It was also noted that some of Janet’s friends were prepared to take care of her when she got out of prison. She had already spent the past two months in jail.
How things have changed since 1902! Today if you tried to kill some with a double-barrelled shotgun, you would most certainly get life in prison and not just six months. I wanted to know what became of Janet Laird and Alfred Annett so I decided to go and see what I could find.
Alfred was born around 1876 at Banbury, London. He was the son of James & Charlotte Annett; his father was a butcher in London. He came from a large family and in 1881 he was living at Islington, London. He joined the Army in 1894 and this is possibly where he met Colonel Rutherford. At some point between 1895 & 1902, he left the Army and gained employment at Neilsland House working as Colonel Rutherford’s servant.
After the shooting incident, a year later in 1903, Alfred married Janet McGregor in Hamilton. In 1905, he later moved to 27 Kirk Road in Cambusnethan where he is now working as a Postman. In this marriage, he had 5 children.
Between 1906 & 1907 Alfred moved back down to England he settled at Sunbury in Middlesex. He died on the 17th of January 1952 at Sanbury.
Unfortunately, after the court case, the trail go’s cold and I can’t find any further info on Janet Laird.
** The word Slovenly is what your great aunt Mabel might call you if you came to high tea without a necktie.

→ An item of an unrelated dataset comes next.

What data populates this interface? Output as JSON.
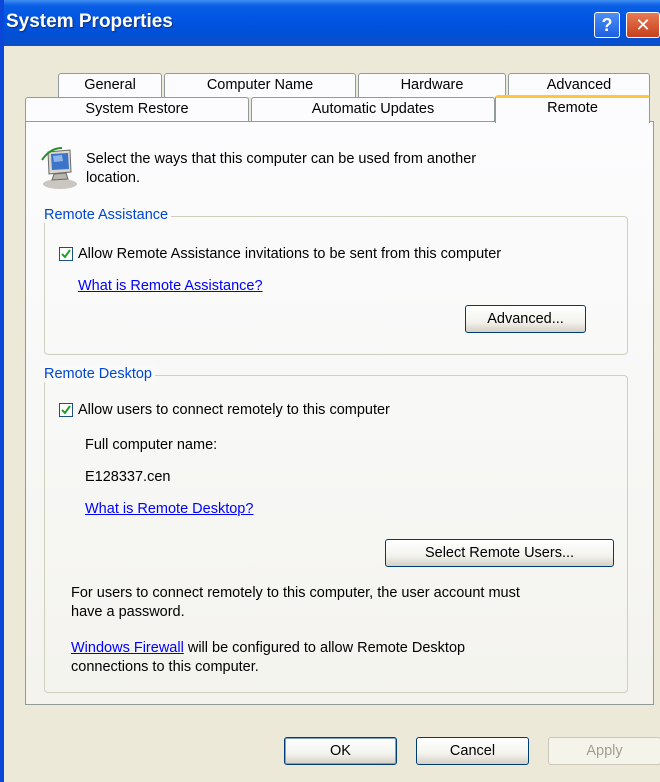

It means “messy or unkempt,” but is a word you probably won’t hear messy or unkempt people using. This is not a word often used in modern day.